3 ACT Math

The 3 Act Math format was developed by Dan Meyer.  I usually do Act 1 as a whole group, then send them into the breakout rooms for Act 2, then come back together to share ideas and do the big reveal of Act 3.   I love that these puzzles always relate to real life situations.  A super fun one compared the beats per minute of popular hip hop songs from different regions.  Several students were taking a digital music class and the process of using ratios to figure out which beats were fastest or slowest was a terrific connection.

MashUp Math

MashUp Math is a great resource for really well-designed explanatory videos, but also has an expansive offering of visual puzzles.  I used these puzzles as a primer for our algebra basics unit.  There were students who already knew how to factor and use the distributive property and children who ducked put their heads down at the sight of a variable.  These puzzles leveled the playing field and gave everyone the chance to have some reasoning fun with gummy bears and game consoles.  For introductory students, the focus was on where to start and how to use inverse operations to solve for unknown quantities.  For accelerated students, the challenge was efficiently explaining their automatic thinking, both verbally and in writing. They could also practice turning the pictures into expressions and equations with variables or making their own puzzles. 

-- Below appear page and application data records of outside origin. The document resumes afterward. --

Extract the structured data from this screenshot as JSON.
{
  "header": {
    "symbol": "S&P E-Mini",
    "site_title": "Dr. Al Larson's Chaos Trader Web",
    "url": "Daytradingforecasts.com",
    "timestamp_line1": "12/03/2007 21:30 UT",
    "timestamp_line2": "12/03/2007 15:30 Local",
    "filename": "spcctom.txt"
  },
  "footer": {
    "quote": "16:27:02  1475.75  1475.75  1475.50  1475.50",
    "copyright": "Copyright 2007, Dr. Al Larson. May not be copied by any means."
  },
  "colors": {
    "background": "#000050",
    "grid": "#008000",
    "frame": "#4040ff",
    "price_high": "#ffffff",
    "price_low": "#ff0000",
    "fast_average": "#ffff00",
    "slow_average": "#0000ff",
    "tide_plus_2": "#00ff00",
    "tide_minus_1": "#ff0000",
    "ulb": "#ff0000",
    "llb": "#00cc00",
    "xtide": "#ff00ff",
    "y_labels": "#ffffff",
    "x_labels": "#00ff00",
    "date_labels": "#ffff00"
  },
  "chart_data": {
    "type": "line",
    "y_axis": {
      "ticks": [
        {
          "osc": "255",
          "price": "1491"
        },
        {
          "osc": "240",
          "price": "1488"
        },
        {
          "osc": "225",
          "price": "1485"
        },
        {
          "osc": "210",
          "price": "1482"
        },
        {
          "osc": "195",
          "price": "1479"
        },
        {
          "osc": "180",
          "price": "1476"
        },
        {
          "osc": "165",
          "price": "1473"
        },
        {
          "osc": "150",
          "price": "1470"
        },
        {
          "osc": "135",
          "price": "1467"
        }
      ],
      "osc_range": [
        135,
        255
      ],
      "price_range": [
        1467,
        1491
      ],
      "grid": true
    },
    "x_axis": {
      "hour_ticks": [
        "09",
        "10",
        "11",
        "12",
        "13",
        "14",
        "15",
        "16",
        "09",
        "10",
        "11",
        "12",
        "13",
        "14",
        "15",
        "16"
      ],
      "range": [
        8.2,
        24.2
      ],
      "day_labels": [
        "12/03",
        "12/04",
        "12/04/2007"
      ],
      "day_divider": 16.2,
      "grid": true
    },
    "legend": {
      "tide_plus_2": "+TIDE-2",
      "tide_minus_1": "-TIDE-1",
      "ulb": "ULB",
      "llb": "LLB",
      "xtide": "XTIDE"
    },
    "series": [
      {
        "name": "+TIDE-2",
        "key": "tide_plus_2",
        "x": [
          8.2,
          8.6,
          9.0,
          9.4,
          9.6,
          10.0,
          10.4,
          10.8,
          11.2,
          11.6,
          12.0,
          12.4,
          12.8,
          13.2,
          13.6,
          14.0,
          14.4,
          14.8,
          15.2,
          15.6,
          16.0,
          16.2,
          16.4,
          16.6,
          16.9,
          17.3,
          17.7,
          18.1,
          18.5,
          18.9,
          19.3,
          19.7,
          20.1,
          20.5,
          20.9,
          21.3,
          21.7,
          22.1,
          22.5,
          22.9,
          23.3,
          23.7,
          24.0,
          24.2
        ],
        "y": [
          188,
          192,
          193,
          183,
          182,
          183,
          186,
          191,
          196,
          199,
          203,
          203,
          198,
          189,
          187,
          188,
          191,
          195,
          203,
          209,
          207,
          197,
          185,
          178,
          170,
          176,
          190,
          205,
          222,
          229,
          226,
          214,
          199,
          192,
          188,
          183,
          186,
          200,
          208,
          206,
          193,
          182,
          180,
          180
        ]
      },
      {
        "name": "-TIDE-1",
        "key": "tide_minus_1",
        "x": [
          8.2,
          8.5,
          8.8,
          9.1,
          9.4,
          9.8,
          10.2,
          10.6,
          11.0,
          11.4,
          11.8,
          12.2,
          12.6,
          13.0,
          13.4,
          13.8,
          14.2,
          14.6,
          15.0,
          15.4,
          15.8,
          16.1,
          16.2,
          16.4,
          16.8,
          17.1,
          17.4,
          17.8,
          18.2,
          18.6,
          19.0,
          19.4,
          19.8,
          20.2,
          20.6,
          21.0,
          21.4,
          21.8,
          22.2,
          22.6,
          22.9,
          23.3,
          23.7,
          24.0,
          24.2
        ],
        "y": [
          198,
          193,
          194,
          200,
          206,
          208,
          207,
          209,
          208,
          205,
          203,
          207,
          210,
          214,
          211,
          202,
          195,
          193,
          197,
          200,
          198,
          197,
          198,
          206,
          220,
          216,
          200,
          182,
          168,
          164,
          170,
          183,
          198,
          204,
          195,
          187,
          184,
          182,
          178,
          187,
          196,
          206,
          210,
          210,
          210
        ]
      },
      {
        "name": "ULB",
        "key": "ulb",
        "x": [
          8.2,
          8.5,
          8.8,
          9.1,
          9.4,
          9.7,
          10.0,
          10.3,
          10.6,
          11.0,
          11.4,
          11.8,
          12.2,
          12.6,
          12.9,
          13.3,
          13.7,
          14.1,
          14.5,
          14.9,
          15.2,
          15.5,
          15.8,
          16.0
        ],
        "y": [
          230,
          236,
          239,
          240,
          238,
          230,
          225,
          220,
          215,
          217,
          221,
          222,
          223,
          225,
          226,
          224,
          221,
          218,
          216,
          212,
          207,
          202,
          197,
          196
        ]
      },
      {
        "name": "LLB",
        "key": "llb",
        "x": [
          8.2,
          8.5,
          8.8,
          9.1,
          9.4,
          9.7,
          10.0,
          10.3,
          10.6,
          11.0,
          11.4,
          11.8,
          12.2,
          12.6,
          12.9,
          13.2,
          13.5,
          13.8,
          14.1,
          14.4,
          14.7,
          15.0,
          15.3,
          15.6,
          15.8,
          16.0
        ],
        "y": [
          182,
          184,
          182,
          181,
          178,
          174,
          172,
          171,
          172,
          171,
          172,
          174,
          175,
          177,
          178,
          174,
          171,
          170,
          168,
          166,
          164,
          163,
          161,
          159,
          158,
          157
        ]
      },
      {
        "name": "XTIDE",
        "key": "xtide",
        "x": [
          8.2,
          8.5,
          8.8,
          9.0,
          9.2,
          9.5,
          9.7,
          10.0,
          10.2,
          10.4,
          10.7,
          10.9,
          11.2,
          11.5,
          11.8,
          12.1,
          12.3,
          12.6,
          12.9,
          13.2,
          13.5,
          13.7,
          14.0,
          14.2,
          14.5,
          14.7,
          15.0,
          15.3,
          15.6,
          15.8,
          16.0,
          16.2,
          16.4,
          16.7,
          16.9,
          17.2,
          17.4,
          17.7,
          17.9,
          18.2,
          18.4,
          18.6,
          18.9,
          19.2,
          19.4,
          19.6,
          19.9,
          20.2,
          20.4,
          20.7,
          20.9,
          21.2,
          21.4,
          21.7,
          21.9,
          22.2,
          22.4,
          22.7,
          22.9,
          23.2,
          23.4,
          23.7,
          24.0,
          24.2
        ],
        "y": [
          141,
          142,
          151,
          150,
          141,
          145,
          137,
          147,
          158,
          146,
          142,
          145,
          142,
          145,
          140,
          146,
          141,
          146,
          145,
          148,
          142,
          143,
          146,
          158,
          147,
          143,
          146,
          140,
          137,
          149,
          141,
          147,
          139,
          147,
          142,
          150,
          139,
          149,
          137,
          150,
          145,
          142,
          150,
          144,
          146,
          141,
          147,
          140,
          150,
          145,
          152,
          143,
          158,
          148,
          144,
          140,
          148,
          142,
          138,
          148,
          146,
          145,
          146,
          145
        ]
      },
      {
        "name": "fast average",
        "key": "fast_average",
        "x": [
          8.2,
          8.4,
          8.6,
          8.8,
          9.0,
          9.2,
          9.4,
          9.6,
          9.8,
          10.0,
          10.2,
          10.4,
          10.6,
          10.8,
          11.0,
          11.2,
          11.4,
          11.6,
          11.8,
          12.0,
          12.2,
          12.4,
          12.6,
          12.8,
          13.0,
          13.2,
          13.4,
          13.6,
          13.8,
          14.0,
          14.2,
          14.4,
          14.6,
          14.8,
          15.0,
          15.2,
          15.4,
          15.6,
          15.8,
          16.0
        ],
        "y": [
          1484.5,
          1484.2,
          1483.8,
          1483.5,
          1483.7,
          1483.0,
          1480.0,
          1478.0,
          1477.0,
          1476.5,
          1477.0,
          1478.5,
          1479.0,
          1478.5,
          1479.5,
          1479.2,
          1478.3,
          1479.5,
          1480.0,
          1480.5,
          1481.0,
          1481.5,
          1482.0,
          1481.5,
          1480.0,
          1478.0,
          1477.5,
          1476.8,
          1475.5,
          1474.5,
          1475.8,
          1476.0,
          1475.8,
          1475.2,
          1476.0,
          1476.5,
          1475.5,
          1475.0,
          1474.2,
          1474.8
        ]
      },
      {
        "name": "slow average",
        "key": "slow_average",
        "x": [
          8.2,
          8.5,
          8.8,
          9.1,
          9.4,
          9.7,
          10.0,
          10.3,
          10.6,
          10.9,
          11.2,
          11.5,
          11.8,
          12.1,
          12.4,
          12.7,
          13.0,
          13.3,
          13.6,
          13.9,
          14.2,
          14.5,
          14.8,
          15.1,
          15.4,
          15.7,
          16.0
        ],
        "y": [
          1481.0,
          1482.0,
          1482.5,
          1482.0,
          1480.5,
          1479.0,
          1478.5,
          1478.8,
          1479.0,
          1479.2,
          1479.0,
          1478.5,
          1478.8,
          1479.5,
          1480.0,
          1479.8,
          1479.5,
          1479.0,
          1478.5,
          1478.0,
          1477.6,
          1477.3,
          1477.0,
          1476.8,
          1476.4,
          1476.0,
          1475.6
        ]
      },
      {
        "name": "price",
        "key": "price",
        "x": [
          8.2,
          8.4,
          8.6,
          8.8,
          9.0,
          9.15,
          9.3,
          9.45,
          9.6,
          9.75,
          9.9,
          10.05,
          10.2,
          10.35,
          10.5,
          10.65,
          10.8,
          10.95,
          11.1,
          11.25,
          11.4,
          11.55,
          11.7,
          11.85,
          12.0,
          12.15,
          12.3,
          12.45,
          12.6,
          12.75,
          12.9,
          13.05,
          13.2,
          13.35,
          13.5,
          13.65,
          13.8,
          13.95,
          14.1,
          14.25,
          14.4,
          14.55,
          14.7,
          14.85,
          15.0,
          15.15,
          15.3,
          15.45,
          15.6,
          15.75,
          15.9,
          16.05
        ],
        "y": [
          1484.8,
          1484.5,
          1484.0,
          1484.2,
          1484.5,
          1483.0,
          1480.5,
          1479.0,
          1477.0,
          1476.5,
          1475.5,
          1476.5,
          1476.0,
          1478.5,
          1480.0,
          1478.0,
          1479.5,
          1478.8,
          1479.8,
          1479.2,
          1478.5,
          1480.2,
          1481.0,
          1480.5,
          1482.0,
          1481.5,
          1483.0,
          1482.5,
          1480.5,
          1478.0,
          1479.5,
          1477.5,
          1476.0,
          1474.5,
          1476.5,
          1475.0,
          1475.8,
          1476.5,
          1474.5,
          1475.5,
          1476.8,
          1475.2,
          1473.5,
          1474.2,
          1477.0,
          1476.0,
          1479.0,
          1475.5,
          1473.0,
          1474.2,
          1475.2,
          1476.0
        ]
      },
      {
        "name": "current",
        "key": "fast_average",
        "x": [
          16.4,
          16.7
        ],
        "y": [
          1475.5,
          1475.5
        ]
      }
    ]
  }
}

How are you managing differentiation and fostering meaningful collaboration during distance learning?  What resources do you love? Post in the comments!